What is the count of lines in the data that hold the string "JSON"? State the number alone.

LISTED RECORDS:
============================================================
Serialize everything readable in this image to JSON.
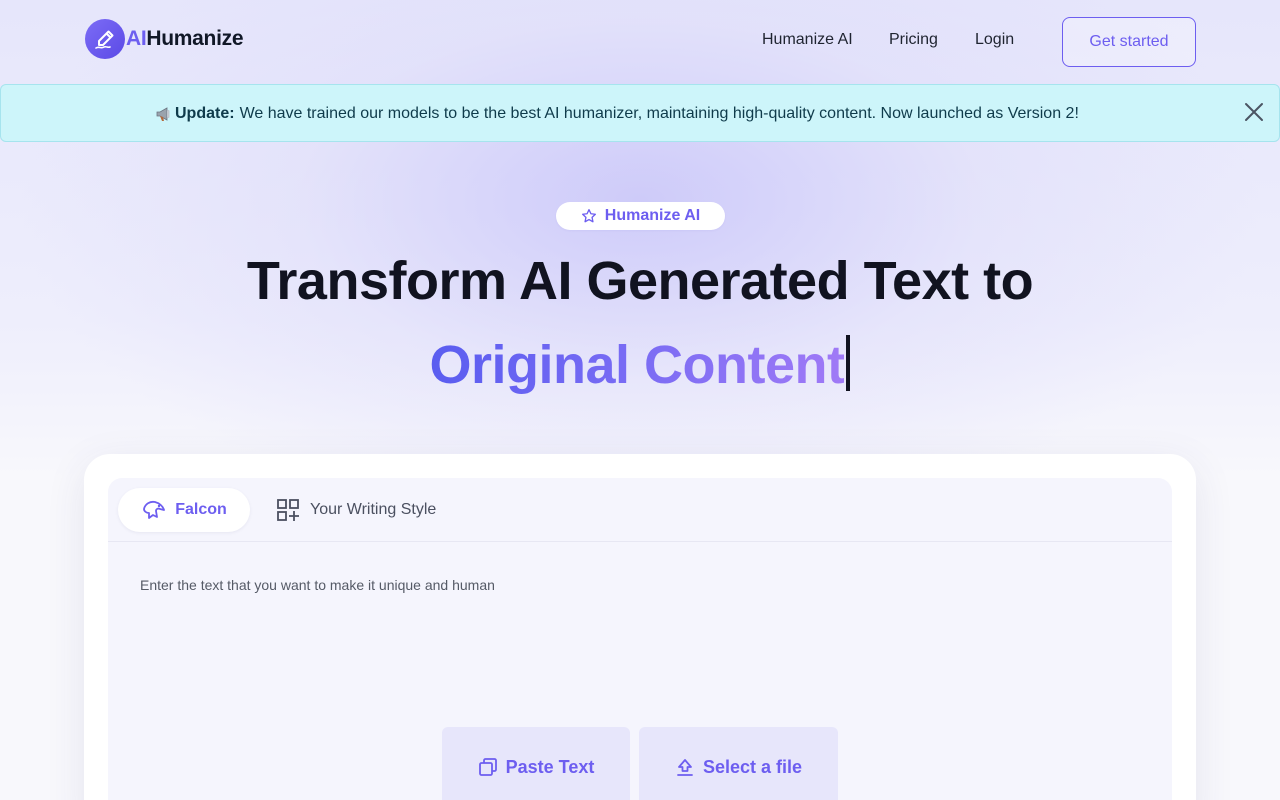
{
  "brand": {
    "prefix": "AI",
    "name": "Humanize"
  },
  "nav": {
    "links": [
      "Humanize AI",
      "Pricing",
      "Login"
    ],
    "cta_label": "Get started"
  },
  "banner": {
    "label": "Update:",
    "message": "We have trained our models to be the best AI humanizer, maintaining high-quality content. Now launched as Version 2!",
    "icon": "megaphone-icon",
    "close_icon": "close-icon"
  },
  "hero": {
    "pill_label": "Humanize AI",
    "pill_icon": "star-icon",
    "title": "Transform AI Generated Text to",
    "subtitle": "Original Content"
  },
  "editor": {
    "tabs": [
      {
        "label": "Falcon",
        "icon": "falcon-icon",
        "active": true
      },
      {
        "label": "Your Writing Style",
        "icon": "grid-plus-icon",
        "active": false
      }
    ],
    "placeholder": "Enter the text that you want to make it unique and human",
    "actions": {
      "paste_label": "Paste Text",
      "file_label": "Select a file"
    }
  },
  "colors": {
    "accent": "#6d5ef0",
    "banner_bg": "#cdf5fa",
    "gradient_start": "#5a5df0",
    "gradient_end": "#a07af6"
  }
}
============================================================
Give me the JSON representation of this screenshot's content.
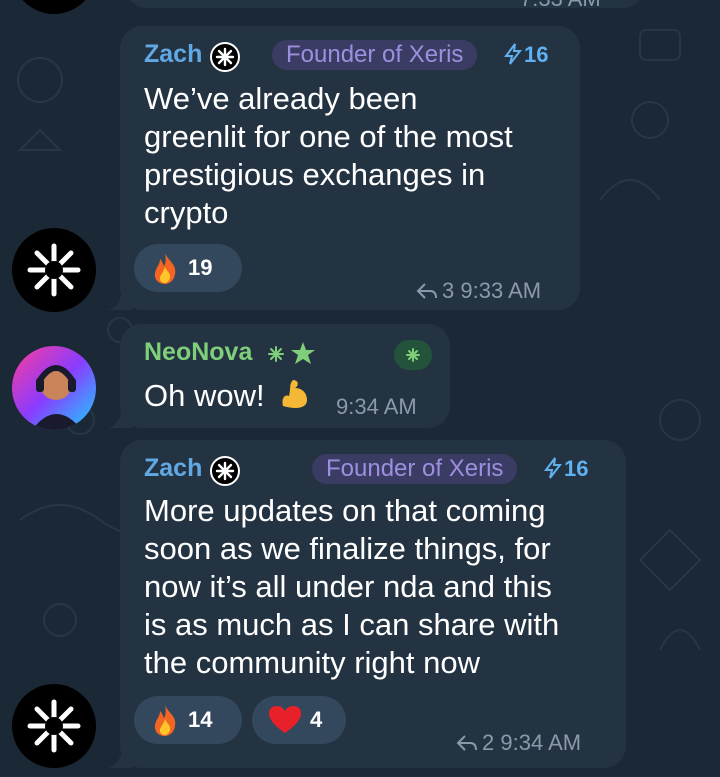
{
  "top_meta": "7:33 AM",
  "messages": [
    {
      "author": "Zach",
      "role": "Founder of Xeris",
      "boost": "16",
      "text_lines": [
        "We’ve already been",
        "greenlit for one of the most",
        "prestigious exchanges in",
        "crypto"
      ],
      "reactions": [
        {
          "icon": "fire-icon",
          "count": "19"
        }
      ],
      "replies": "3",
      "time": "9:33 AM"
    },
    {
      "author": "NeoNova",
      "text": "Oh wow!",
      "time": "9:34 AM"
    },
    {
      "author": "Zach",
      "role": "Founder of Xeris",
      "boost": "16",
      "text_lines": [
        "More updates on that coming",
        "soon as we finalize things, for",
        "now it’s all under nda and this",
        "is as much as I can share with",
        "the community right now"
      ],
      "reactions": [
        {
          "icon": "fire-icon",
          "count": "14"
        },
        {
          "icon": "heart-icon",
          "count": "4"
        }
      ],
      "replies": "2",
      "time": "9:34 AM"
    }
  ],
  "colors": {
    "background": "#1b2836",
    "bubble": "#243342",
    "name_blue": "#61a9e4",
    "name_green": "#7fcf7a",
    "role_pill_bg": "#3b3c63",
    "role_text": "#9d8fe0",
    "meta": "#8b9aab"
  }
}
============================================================
RESULT:
2